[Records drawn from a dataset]
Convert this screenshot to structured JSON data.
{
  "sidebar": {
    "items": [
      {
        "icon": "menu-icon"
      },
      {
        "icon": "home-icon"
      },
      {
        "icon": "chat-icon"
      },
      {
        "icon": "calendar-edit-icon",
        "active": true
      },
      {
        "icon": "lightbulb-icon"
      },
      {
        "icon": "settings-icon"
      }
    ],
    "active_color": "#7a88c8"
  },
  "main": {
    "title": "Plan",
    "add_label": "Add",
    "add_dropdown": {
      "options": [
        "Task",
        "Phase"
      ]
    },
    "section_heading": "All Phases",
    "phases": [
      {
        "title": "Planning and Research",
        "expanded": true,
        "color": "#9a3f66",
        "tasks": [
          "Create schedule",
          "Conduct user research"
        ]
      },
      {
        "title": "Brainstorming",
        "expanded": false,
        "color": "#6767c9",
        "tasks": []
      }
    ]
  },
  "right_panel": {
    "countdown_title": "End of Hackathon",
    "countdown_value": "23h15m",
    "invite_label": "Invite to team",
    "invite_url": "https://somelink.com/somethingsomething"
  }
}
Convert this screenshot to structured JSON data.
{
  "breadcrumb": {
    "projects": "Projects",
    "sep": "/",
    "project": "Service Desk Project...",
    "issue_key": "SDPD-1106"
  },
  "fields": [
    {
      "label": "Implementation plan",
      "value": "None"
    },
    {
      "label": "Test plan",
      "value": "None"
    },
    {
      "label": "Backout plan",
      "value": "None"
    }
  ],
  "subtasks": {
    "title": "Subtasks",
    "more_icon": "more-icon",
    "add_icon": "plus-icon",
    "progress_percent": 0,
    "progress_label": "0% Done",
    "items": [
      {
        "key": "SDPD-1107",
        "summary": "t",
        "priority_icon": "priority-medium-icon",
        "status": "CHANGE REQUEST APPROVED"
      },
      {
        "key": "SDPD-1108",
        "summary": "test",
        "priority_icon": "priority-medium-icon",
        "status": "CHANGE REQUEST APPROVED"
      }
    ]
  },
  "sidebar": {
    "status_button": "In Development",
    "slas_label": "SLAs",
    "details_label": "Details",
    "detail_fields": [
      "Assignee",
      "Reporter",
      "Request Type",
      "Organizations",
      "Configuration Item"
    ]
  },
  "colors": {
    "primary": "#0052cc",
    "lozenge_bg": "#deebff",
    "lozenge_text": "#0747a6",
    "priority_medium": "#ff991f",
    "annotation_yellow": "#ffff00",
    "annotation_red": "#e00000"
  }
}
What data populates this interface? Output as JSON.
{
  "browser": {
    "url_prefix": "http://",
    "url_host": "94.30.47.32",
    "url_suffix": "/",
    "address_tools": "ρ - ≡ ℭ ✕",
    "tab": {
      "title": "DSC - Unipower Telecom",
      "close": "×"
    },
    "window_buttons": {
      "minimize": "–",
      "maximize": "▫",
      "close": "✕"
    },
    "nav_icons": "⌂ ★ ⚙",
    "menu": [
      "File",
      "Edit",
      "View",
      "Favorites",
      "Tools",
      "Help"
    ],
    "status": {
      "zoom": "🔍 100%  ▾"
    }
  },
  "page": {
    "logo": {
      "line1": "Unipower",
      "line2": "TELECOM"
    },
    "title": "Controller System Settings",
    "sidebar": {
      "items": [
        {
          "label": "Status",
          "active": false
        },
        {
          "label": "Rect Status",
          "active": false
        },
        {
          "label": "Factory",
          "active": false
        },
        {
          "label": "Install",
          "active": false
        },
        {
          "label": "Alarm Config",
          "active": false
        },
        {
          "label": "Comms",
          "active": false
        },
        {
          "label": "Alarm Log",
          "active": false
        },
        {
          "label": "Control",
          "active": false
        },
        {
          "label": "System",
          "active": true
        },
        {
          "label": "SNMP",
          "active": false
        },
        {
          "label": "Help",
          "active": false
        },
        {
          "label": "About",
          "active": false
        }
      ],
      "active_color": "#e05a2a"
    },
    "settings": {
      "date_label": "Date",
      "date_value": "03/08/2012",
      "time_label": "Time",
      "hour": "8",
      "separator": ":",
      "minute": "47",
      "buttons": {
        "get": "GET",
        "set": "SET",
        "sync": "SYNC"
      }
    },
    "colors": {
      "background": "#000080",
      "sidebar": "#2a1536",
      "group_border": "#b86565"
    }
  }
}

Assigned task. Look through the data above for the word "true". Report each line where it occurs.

Answer area.
        "active": true
        "expanded": true,
          "active": true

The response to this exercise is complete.